This story tells of a young boy whose comfortable dialect in his Hawaiian life is Pidgin, the result of immigration from Europe and Asia to Hawaii. Each of the diverse cultures brought their own influence to the language, teaching their own children their native languages while these same children went to school to learn English, and eventually Pidgin came to be.
The story begins with a conversation between the young boy and his father, who answers the phone in English and then immediately after hanging up, falls back into Pidgin for several paragraphs of dialogue. The father had been asked to join the teacher at school for a conference regarding the young boy's sister. The teacher, Miss Owens, is one of the "haoles", as the father calls the people who "Think they so holier-than-thou with their fast-talking mouth and everybody mo' brown than them is dirt under their feet." The main purpose of the dialogue is to establish the style and perspective of the culture seen in the household of the young boy, especially in contrast to that of the religious school teacher--although this contrast is primarily established in the beginning through the opinions of the father and the young boy, who narrates this story. As the conversation goes on, the young boy knows his father is just angry because he is recalling past experiences, so he begins to try at convincing his father that "not all haoles [are] haoles". Yet the hatred of the teacher (both ways, it seems) is reaffirmed in the young boys mind in exaggerated comments, like one about what she would do to him in retaliation for swearing earlier: "For that, I know I would've been sent headfirst into the kitchen counter. Why didn't she tell? She's saving it to make the effect greater when she meets with Poppy in person."

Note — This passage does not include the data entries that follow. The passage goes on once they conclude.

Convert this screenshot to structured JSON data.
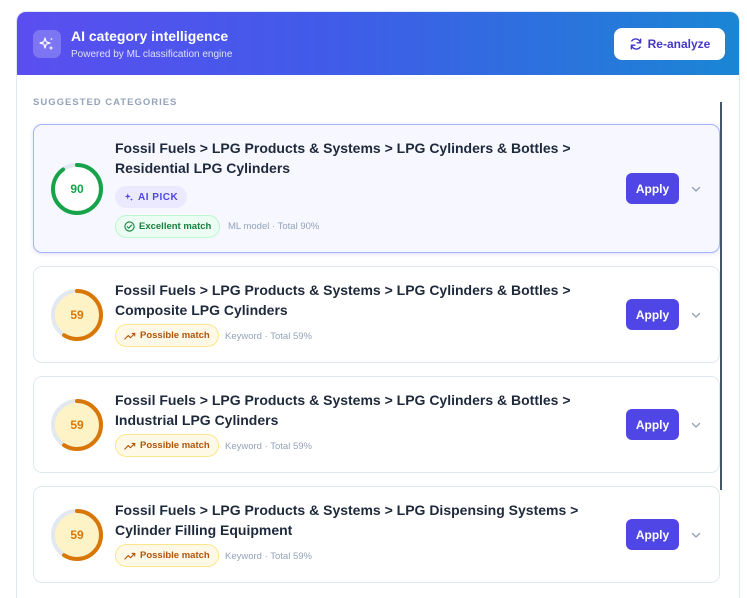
{
  "header": {
    "title": "AI category intelligence",
    "subtitle": "Powered by ML classification engine",
    "reanalyze_label": "Re-analyze",
    "icon": "sparkles-icon"
  },
  "section_label": "SUGGESTED CATEGORIES",
  "colors": {
    "accent": "#4f46e5",
    "excellent": "#16a34a",
    "possible": "#d97706"
  },
  "suggestions": [
    {
      "title": "Fossil Fuels > LPG Products & Systems > LPG Cylinders & Bottles > Residential LPG Cylinders",
      "score": 90,
      "ai_pick": "AI PICK",
      "match": "Excellent match",
      "meta": "ML model · Total 90%",
      "apply": "Apply"
    },
    {
      "title": "Fossil Fuels > LPG Products & Systems > LPG Cylinders & Bottles > Composite LPG Cylinders",
      "score": 59,
      "match": "Possible match",
      "meta": "Keyword · Total 59%",
      "apply": "Apply"
    },
    {
      "title": "Fossil Fuels > LPG Products & Systems > LPG Cylinders & Bottles > Industrial LPG Cylinders",
      "score": 59,
      "match": "Possible match",
      "meta": "Keyword · Total 59%",
      "apply": "Apply"
    },
    {
      "title": "Fossil Fuels > LPG Products & Systems > LPG Dispensing Systems > Cylinder Filling Equipment",
      "score": 59,
      "match": "Possible match",
      "meta": "Keyword · Total 59%",
      "apply": "Apply"
    }
  ]
}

Eventually, his "Poppy"(father) tells him that he is going to have to go to the conference in his place. Ivah, the young boy, proceeds the next day to the school and meets with the teacher. Whether it was seen this way from Ivah's perspective or simply was this way, the teacher treats him very poorly, questioning him alongside pointed comments. She mentions his sisters muteness not allowing her to ask to go to the bathroom, leading to accidents. "My [class]room smells like a janitor's nightmare", she comments to the young boy. The choice of words on part of the teacher and her comments, alongside Ivah's insightful narration as to what was behind the teacher's dialogue, paints the teacher as quite an inconsiderate person. She seems to fit well the description that Ivah's father gave on the "haoles".
By the end of the story, the rhetoric in general pictures Ivah and his family as innocent victims of a bias on part of the school employees.